▸ Supplied data
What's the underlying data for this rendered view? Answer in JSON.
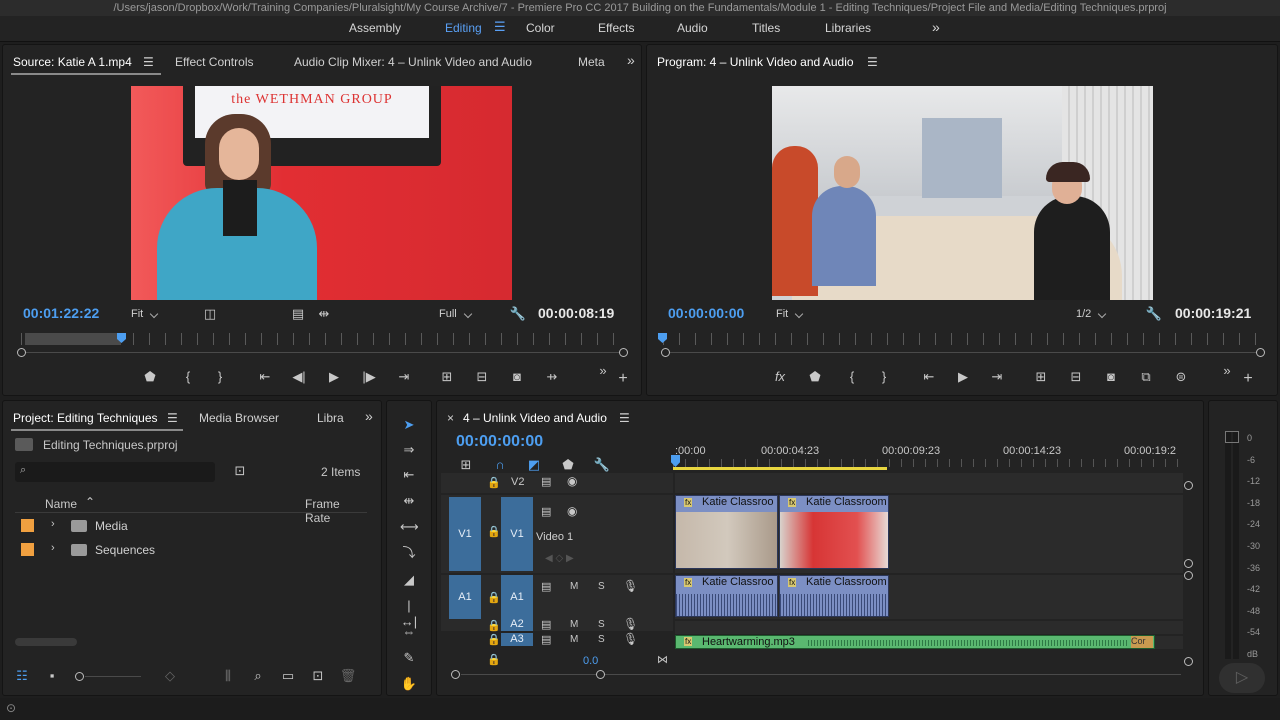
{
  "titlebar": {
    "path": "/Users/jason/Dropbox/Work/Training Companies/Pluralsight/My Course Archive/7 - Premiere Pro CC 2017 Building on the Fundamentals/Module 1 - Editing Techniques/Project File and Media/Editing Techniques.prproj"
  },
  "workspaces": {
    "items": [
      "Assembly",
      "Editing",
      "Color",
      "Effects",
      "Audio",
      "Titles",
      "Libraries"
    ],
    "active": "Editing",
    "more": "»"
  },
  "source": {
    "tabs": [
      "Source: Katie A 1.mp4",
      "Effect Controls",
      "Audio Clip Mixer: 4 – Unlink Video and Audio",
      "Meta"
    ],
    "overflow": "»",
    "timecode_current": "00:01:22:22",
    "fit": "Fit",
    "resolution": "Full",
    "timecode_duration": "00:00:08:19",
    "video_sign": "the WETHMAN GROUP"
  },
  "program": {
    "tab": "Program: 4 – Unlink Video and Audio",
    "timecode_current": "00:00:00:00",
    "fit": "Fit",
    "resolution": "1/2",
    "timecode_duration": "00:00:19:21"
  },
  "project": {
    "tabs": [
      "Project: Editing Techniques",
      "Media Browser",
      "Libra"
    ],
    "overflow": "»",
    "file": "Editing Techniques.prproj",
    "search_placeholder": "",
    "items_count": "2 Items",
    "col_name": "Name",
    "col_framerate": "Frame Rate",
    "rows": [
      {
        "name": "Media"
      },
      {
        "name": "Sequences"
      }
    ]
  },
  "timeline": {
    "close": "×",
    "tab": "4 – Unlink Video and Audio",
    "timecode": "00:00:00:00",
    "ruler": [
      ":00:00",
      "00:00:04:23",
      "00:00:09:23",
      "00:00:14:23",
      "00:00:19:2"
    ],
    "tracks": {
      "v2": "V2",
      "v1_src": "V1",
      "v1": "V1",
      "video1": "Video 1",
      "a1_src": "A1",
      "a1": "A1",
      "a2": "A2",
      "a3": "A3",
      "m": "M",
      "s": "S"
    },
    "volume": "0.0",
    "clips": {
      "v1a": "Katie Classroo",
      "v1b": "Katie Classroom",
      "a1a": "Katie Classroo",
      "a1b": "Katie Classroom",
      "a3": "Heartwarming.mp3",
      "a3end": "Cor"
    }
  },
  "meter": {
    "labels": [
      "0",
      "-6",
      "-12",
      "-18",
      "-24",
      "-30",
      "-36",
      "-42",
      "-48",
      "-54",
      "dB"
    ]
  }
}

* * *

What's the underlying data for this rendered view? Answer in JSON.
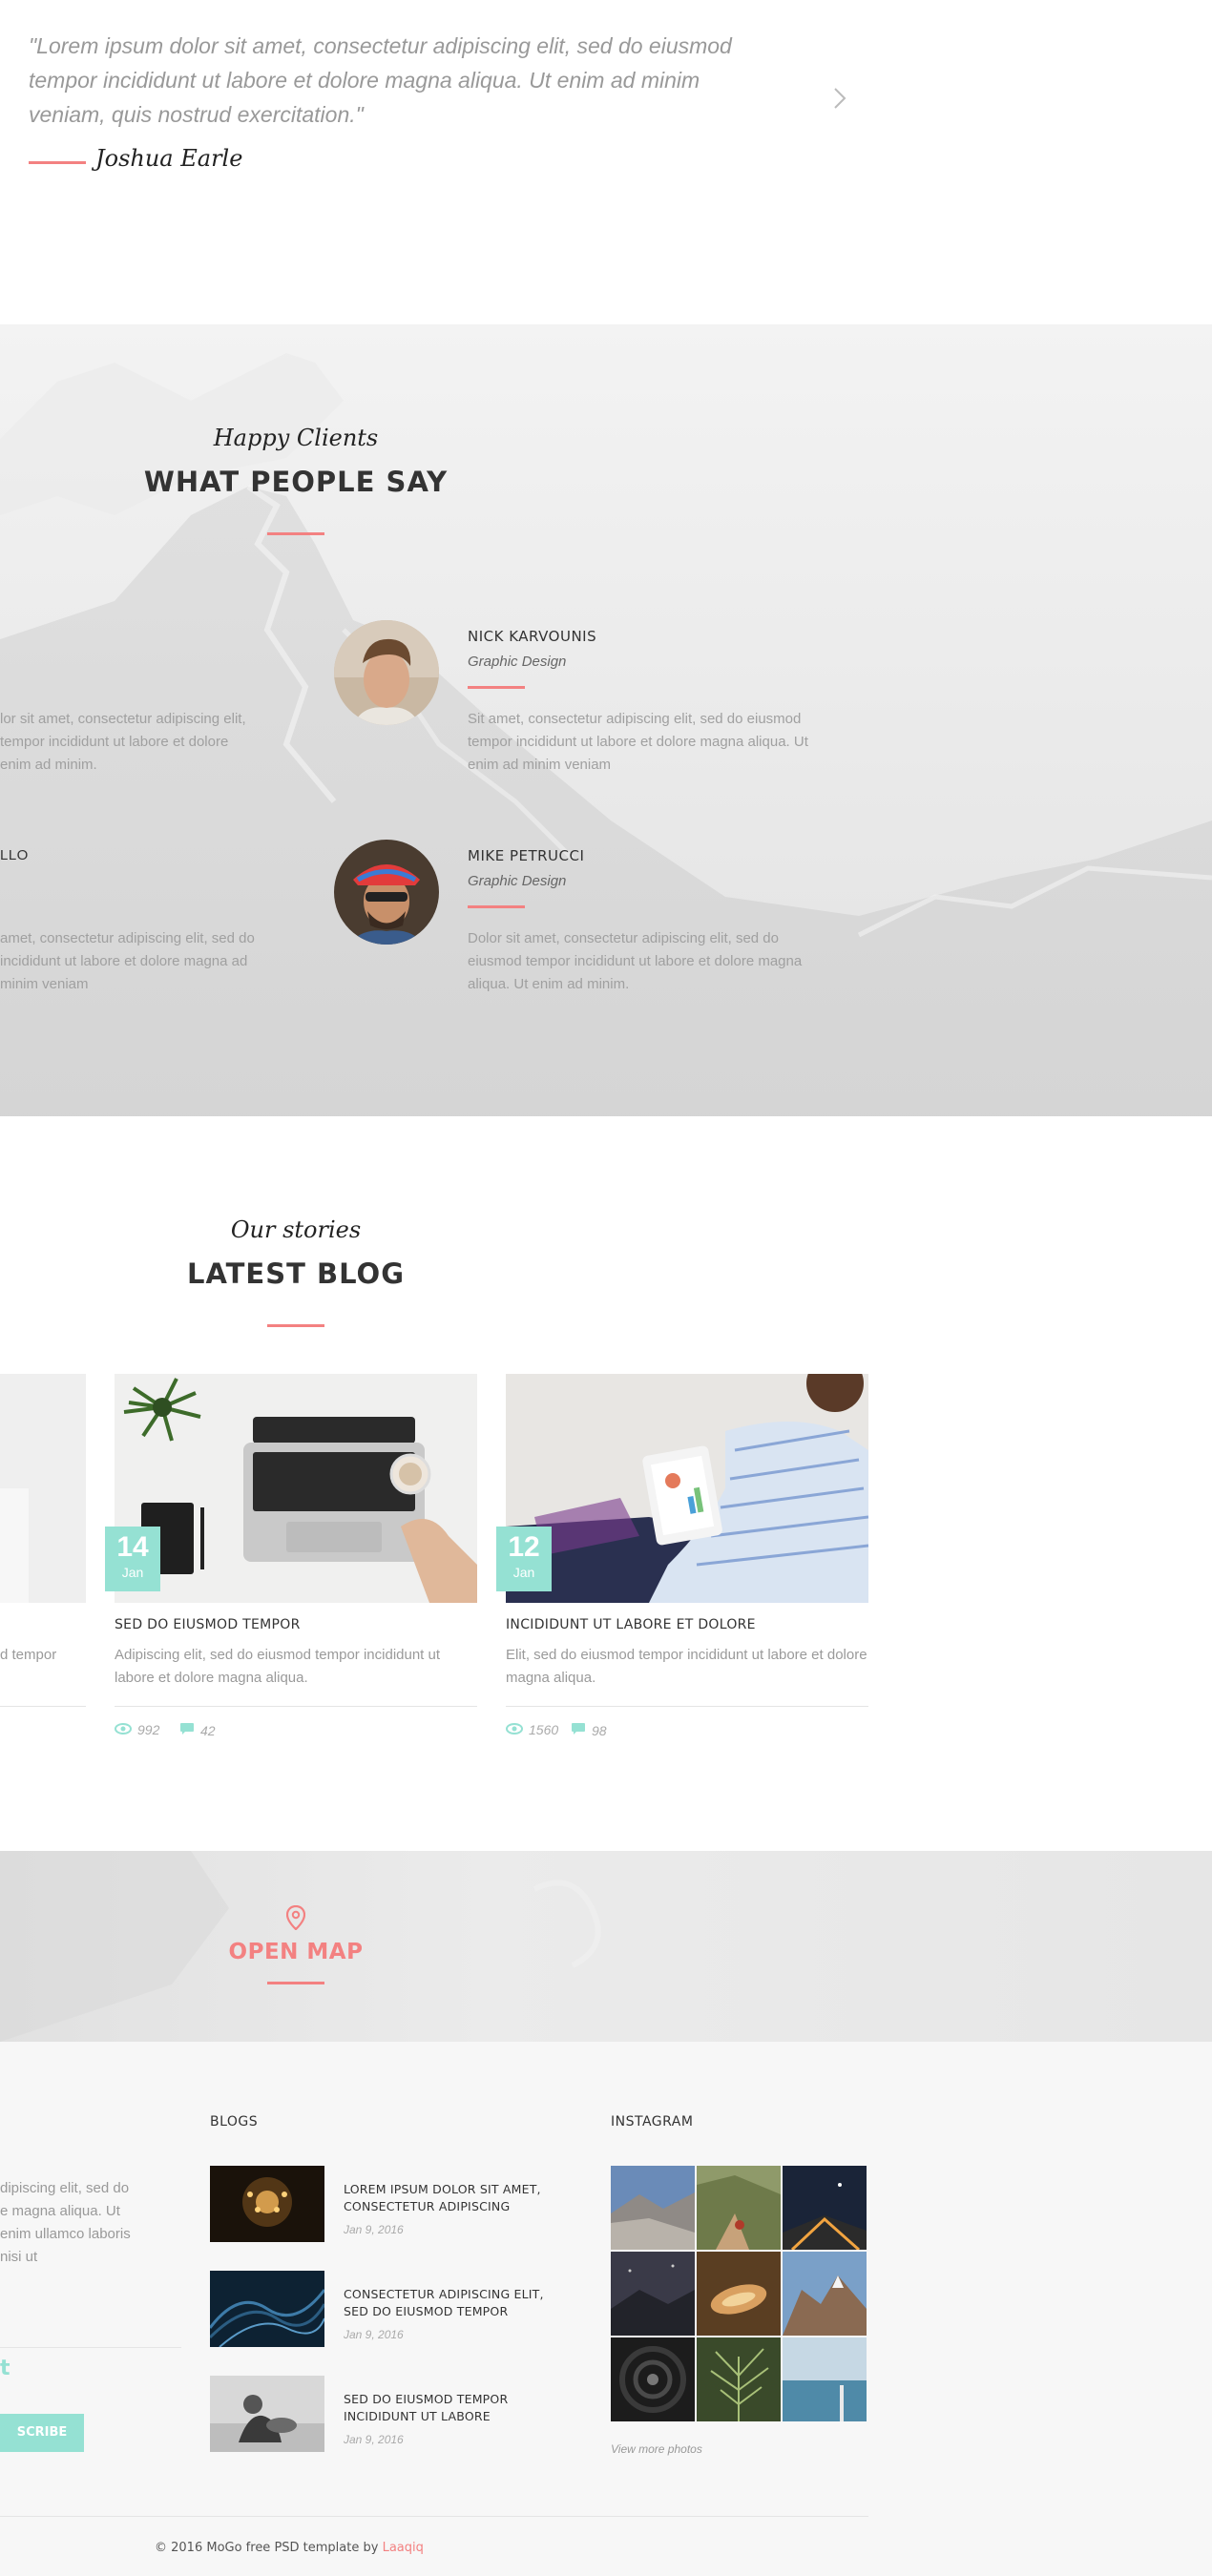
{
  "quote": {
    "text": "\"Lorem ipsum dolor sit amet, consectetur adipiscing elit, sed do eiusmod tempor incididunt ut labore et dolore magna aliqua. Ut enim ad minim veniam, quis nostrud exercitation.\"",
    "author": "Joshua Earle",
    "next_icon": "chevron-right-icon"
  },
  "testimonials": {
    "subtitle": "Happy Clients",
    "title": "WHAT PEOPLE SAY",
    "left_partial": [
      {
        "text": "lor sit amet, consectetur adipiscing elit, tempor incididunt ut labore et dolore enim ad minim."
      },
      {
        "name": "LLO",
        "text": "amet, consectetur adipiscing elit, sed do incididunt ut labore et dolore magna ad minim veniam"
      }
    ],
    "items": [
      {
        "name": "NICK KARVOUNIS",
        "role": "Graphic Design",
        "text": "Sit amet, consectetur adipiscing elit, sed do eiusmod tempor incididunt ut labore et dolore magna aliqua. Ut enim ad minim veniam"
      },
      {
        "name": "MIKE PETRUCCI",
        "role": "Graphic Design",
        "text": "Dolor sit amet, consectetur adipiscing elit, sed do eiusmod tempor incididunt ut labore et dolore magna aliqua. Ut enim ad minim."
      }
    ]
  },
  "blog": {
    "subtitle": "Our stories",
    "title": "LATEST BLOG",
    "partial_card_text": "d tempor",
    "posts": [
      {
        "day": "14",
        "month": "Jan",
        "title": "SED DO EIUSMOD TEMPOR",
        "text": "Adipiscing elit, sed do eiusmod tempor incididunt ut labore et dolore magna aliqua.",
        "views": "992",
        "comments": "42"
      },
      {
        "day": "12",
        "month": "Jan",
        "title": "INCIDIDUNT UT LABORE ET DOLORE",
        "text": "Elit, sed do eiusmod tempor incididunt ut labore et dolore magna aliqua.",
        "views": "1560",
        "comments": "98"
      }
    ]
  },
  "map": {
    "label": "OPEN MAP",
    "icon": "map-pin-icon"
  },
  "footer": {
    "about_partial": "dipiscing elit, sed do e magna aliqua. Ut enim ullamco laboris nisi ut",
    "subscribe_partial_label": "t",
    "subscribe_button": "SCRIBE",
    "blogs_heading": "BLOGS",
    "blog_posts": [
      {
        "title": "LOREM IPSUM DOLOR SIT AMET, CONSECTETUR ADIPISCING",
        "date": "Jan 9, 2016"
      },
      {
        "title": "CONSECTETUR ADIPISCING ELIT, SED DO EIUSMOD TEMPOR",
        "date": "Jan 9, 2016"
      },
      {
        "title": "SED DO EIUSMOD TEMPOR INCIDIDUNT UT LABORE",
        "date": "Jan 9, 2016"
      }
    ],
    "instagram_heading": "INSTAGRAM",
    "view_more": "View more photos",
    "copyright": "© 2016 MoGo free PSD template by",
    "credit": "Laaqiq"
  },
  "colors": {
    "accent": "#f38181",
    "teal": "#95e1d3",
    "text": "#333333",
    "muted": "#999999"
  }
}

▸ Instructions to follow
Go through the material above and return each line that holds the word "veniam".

▸ Written answer
    "text": "\"Lorem ipsum dolor sit amet, consectetur adipiscing elit, sed do eiusmod tempor incididunt ut labore et dolore magna aliqua. Ut enim ad minim veniam, quis nostrud exercitation.\"",
        "text": "amet, consectetur adipiscing elit, sed do incididunt ut labore et dolore magna ad minim veniam"
        "text": "Sit amet, consectetur adipiscing elit, sed do eiusmod tempor incididunt ut labore et dolore magna aliqua. Ut enim ad minim veniam"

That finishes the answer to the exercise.